In Guatemala City, activists from HIJOS Guatemala, an organization that advocates for the investigation of those who were disappeared during the country’s 36-year internal armed conflict, organized a demonstration outside the Mexican Embassy. Photos of the disappeared students were displayed, and a banner declaring, “The anger and indignation exceeds borders,” was taped below the Mexican crest.

“This is a historic moment for Latin America and it is important for the people who were affected by the Cold War and the dirty war to demonstrate in solidarity with the normalistas in Mexico,” said Paco, a HIJOS member from Guatemala. “We are repeating history. The conservative forces are making alliances with the mafias and cartels. They are using the disappearances to advance their interests of market liberation.”

Guatemalans know all too well the terror and fear created by disappearances. According to Uruguayan journalist and author Eduardo Galeano, Guatemala was the “first Latin American laboratory in which the dirty war was carried out.” During the internal armed conflict, 40,000 people were disappeared by the right-wing military dictatorships.

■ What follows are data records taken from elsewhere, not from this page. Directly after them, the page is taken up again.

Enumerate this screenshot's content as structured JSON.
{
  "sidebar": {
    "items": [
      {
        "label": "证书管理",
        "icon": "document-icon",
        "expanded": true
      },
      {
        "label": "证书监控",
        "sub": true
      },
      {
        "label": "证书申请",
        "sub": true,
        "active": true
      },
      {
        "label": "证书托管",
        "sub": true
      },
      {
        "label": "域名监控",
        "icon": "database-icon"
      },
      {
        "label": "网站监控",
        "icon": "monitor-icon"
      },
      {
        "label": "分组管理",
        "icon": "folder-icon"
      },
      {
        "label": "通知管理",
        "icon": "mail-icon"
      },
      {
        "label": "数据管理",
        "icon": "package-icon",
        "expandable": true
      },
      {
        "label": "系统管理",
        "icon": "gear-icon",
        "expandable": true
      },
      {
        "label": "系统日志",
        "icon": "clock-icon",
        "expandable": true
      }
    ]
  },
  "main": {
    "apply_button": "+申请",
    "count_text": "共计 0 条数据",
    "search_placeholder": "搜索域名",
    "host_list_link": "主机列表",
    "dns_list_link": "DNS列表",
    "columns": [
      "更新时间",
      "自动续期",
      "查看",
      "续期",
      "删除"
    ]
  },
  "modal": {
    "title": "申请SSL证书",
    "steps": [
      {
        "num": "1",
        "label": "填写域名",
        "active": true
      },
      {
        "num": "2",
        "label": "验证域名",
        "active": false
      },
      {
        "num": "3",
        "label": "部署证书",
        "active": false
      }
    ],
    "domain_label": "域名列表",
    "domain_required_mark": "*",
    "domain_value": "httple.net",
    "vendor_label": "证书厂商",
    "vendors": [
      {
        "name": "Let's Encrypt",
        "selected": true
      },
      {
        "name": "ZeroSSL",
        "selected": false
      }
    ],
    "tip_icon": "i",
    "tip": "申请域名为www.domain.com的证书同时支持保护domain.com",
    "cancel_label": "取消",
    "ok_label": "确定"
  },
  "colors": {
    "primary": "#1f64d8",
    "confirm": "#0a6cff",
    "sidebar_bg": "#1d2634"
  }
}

Nearly 20 years after the end of the war, families still demand to know what happened to their loved ones.